BOISE — The Idaho legislature recently grappled with education bills regarding all-day kindergarten, higher education budgets and some concerns about indoctrination.
On Wednesday, March 16, the Idaho House of Representatives debated the all-day kindergarten bill, Senate Bill 1373, which would allocate an additional $46 million to early reading programs.
Rep. Ryan Kerby (R) introduced S 1373, he said it would ease the need to use additional local property tax levies for kindergarten. About 90% of schools offer some form of full-time kindergarten and depend on these levies to provide these services.
Kerby also said the bill would change Idaho’s planned distribution of $72 million for literacy programs. The money would be split, with half going to schools based on enrollment and the other half to schools providing grade level scores to students on Idaho’s Reading Indicator.
After Rep. Heather Scott objected, Clerk Carrie Maulin read the bill aloud and a 20-minute debate ensued. House Majority Leader Mike Moyle requested that S 1373 be delayed another day, without objection.
The House also passed HB 776 with a 46-22 vote, which provides the higher education budget for fiscal year 2023. Idaho’s four-year colleges and universities would receive a $25 million increase s they were adopted.
In opposition to the bill, Rep. Ronald Nate (R) pointed to last year’s decision to cut the $2.5 million increase to encourage schools to monitor indoctrination, and even mentioned the critical race theory.
“What I’m talking about is that universities become centers of activation; they divert attention from education… [Students] are diverted from their education and try to become activists.
The bill’s sponsor, Rep. Paul Amador (R) proposed that there be no evidence of indoctrination to be found and provided the budget allows schools to freeze undergraduate tuition in the state for a third consecutive year.
Representative Megan Blanksma (R) offered her support, addressing four university leaders who provided letters pledging to act in accordance with the policy and even asking legislatures to visit their classrooms.
The bill will be returned to the Senate for further debate and vote.
As some lawmakers question the incentives of some higher education institutions, a resolution encouraging Idaho schools to teach the full and honest truth about American American history passed the House on Tuesday . Concurrent Resolution 118 is sponsored by Sen. Carl Crabtree (R) and Rep. Judy Boyle (R) and was approved by the Senate a month ago.
“This is just an attempt to set aside what divides us…it’s an effort to unite us in teaching our children about history, all of America’s history – the good, the bad and the ugly,” Rep. Boyle said, urging House members for their go-ahead.
The resolution encourages the removal of “divisive content” from school itineraries and other learning materials and calls for the 1619 Project, which focuses on the global impact of slavery. The resolution received support in efforts to reduce possible indoctrination in higher education.
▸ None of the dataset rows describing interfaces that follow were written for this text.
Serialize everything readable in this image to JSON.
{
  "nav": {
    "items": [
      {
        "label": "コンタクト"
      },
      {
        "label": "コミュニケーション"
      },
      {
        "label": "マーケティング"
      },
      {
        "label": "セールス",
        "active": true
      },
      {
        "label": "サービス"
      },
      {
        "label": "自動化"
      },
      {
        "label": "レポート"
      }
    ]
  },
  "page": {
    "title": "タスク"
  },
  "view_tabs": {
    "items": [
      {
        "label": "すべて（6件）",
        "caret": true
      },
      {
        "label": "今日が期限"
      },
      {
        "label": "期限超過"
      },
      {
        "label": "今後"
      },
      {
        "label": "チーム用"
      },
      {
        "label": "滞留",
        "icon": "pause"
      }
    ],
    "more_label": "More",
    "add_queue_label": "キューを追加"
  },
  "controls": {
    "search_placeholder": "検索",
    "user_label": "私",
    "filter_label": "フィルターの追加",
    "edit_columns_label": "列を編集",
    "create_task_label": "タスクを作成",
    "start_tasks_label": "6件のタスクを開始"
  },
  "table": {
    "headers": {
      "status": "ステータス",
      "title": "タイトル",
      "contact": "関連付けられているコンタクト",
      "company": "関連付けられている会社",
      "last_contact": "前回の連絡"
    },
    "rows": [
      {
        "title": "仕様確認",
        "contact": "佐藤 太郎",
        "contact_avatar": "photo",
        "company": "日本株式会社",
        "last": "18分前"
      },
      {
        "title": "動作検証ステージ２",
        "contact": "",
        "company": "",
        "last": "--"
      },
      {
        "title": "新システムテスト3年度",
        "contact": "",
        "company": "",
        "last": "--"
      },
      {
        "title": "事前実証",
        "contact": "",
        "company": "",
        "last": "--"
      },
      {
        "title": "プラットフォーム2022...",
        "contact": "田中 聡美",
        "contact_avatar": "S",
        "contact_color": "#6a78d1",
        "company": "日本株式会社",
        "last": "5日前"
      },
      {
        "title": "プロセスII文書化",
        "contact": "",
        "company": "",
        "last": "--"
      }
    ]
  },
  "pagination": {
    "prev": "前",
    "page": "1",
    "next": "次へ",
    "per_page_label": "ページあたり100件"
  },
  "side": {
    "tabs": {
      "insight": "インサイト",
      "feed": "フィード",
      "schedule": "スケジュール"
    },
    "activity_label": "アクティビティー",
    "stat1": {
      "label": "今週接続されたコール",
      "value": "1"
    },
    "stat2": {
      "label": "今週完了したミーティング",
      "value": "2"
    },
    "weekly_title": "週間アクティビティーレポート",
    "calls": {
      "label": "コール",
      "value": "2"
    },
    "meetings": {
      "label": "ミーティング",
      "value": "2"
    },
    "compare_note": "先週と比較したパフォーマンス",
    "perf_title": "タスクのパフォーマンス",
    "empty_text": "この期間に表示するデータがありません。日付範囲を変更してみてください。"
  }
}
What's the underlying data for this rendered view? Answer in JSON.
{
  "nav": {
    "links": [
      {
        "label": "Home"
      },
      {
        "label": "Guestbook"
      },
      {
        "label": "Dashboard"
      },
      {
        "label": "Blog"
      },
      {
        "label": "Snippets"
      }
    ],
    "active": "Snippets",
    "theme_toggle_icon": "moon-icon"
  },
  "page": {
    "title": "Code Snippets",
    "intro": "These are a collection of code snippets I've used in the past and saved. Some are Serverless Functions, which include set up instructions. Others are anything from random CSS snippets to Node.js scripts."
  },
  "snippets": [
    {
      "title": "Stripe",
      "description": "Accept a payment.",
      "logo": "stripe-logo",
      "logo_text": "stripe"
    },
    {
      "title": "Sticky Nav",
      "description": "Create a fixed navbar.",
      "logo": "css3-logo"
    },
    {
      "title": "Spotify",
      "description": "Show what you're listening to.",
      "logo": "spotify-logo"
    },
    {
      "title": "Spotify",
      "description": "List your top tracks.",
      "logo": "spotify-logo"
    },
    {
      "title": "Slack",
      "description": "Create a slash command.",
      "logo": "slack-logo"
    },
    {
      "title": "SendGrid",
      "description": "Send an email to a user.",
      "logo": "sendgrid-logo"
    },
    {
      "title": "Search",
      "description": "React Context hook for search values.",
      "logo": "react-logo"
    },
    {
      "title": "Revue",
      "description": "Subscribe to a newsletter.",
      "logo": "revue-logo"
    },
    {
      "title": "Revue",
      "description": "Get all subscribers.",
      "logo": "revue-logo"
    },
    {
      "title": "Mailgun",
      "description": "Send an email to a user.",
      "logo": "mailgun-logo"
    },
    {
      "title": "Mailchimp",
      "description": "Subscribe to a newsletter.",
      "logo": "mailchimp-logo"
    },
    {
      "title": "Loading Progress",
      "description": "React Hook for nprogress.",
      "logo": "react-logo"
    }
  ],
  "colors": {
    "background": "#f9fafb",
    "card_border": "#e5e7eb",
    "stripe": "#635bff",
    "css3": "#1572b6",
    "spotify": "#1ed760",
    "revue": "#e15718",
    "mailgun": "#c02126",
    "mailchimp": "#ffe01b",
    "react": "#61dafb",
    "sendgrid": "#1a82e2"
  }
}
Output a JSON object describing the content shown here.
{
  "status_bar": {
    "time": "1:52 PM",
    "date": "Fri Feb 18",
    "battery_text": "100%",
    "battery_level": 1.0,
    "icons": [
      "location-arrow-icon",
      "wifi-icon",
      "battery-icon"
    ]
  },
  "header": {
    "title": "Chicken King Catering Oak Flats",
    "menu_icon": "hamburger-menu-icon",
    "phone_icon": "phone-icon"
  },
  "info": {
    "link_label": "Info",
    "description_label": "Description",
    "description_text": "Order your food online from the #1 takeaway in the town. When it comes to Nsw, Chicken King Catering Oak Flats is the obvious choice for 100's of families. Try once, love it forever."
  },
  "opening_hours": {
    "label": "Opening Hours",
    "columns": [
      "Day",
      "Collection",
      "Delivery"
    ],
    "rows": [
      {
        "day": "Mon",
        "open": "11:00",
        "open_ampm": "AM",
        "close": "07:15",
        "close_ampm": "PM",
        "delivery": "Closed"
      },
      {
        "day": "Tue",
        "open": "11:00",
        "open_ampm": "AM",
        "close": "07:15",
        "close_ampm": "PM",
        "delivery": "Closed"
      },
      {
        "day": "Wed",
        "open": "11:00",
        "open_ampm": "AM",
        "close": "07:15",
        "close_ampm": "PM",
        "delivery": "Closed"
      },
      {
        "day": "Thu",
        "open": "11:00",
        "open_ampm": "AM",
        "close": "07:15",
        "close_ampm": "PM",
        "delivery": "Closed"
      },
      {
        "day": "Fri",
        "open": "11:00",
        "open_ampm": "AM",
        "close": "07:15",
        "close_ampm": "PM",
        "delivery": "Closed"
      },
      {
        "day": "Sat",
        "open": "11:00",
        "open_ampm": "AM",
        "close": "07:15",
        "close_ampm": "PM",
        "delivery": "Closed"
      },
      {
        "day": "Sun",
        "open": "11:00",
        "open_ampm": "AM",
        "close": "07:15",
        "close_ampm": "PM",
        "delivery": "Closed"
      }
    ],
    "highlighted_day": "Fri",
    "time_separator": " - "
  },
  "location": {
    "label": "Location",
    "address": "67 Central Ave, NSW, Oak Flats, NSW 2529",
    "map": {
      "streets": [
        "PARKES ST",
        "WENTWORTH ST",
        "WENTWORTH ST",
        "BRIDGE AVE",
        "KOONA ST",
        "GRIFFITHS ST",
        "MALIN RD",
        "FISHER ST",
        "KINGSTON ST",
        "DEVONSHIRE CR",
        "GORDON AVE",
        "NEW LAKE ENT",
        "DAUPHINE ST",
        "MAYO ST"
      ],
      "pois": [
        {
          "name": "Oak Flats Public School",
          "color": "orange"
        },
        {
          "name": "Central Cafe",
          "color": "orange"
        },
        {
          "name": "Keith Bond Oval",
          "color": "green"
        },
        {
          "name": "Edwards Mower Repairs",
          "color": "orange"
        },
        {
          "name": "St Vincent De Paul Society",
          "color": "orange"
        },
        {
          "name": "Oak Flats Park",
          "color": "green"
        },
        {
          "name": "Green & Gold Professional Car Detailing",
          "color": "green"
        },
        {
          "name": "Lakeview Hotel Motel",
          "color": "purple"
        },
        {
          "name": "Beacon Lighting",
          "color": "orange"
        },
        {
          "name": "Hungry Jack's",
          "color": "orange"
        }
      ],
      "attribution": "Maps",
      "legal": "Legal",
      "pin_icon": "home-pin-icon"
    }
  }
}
Meanwhile, the opposition has questioned what influence the resolution might have. Rep. Chris Mathias (D) said the resolution could protect a “certain type of history education”.